I expect that anesthesia when done well, which it is almost all the time, is exhausting. We have awesome anesthesia staff at our facility and I'm grateful for those guys every day.

Anonymous said...

Your friends in "respiratory" feel your pain.

The BlogOR said...

Anesthesiologists are invisible. A surgeon said that to me a few months ago, and he was right on. It is true because we are, at least until things go wrong, or until they need someone to blame. So it's really a good thing not to be means you did a good job. Your blog was right on, and more surgeons need to read it. Good luck with taking a little extra time off, you deserve it!!

Anonymous said...

I'd like all of you anesthesiologists to know that some of the patients are VERY appreciative of your work. In the last 20 years I have had 4 surgeries and never once woke up nauseated! I admire them because I think it must be very complex selecting the meds to use, and the amounts, and then adjusting them as needed during surgery to maintain the patient's unconscious state safely.

The only issue I have ever had was with an anesthesiologist who told me he was giving me something to relax me before going into the o.r., and then I remembered nothing from that point until later in the day back in my room. It upset me because with my previous 3 surgeries I remembered going into the operating room, talking to my surgeon, and waking up in recovery. I found it very disturbing to have no memory of times when I was conscious and talking. I think he should have told me that he was going to give me something like that, and allowed me to decline it if I wanted to do so. If I ever have another surgery I'll insist on no amnesia meds as I don't see the necessity, having had surgery without them.

The BlogOR said...

Anonymous, you are right on. It's just that most people don't want to know anything, they don't want to see anything,and they don't want to hear anything. That being said, I don't routinely use that drug unless a patient asks for it, or there is another strong indication for it.

When I had surgery three weeks ago (we doctors HATE taking on the patient role!!), the first thing I told my anesthesiologist was that I didn't want the drugs that cause amnesia because I really wanted to remember what my surgeon said afterwards, and also what I said and how I behaved, or not;-))

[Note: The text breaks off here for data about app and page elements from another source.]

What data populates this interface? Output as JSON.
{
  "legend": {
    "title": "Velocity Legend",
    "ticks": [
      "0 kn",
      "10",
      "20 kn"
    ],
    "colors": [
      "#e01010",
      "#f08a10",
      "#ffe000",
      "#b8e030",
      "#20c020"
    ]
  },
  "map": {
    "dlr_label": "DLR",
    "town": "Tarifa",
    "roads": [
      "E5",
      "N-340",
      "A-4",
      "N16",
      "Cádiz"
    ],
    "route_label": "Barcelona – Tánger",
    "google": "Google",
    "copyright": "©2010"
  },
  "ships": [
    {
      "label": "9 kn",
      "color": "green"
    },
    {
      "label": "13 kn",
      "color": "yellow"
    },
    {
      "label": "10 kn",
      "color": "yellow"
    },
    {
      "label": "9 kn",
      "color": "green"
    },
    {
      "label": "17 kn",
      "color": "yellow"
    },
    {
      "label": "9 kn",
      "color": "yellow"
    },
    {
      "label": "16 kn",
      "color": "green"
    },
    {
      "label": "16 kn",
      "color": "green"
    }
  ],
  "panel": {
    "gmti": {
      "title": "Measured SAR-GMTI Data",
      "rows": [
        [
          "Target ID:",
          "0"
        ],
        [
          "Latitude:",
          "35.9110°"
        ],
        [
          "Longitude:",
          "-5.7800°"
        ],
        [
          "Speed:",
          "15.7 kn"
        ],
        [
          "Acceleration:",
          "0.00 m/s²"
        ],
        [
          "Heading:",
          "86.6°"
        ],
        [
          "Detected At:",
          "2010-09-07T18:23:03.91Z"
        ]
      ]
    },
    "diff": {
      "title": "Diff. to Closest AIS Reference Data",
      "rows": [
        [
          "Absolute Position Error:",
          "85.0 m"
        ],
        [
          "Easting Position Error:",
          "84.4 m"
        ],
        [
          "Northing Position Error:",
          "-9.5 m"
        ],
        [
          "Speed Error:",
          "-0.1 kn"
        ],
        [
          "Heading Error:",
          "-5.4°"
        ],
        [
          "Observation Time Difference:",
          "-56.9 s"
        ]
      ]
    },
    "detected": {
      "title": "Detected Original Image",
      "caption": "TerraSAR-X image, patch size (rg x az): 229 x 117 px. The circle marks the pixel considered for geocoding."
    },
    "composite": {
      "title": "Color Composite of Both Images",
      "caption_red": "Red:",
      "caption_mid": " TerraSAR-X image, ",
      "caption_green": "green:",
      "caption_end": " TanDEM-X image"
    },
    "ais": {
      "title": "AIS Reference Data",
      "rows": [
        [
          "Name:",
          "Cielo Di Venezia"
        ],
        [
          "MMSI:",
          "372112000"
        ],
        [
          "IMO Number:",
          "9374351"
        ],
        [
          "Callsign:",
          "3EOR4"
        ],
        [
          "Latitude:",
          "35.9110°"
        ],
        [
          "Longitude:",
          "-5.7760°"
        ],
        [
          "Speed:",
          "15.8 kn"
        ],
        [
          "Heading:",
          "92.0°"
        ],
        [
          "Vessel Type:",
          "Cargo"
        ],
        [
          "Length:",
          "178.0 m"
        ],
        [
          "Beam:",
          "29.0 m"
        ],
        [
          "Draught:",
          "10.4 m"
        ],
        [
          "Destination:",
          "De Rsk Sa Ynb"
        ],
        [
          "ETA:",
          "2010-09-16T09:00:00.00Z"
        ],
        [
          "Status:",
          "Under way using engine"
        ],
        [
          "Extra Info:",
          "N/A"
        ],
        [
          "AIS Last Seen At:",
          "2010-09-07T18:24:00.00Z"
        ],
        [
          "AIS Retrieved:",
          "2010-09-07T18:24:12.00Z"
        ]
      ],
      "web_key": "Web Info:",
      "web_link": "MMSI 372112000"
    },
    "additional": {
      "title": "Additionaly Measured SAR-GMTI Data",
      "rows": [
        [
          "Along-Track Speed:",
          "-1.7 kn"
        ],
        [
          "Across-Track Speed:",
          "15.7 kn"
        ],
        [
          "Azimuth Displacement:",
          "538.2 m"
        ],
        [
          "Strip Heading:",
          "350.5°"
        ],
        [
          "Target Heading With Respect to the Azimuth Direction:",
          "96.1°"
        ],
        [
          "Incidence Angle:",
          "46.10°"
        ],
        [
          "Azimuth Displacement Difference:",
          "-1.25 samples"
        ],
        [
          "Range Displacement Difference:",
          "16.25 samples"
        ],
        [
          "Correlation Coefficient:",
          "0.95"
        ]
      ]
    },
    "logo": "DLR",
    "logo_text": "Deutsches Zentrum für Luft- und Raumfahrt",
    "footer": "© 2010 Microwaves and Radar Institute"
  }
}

Here's hoping that neither one of us has to have surgery again in the near future!!

Anonymous said...

I'm a second year anesthesiology resident in western NY, and I've have already had my fair share of hearing "it's anesthesia" for anything and everything.

Nausea and vomiting after craniotomy? It's because of anesthesia.

You have decubitus ulcers? It's because of anesthesia.

Cafeteria out of soup? It's because of anesthesia.

The inherent problem with anesthesia being blamed for the OR start delay, it seems, is that the nurses document the causes for delay. Some nurses work only with certain surgeons in the hospitals I work, and of course those nurses are never going to attribute the delay to the surgeon who arrives 10 minutes late for his 7:30 case because he was stuck in traffic.

On the other hand, I have patients shake my hand vigorously after the surgery, thanking me for taking such good care of them. While I find uneventful emergences deeply gratifying in themselves, those little moments really make this job satisfying. I sleep well at night knowing that I've done everything I can to do what's best for my patients.

I love reading your blog. Thank you so much for sharing your thoughts.

Colette said...

I agree that it is not anesthesia's fault as a surgeon. I've found that those who point their finger are always the ones at fault. Some people have to put others down to make themselves feel better. Try to remember that it is not a reflection on you, but on the ones doing the blaming.

As your fellow chocolate loving surgeon- I think you do a great job!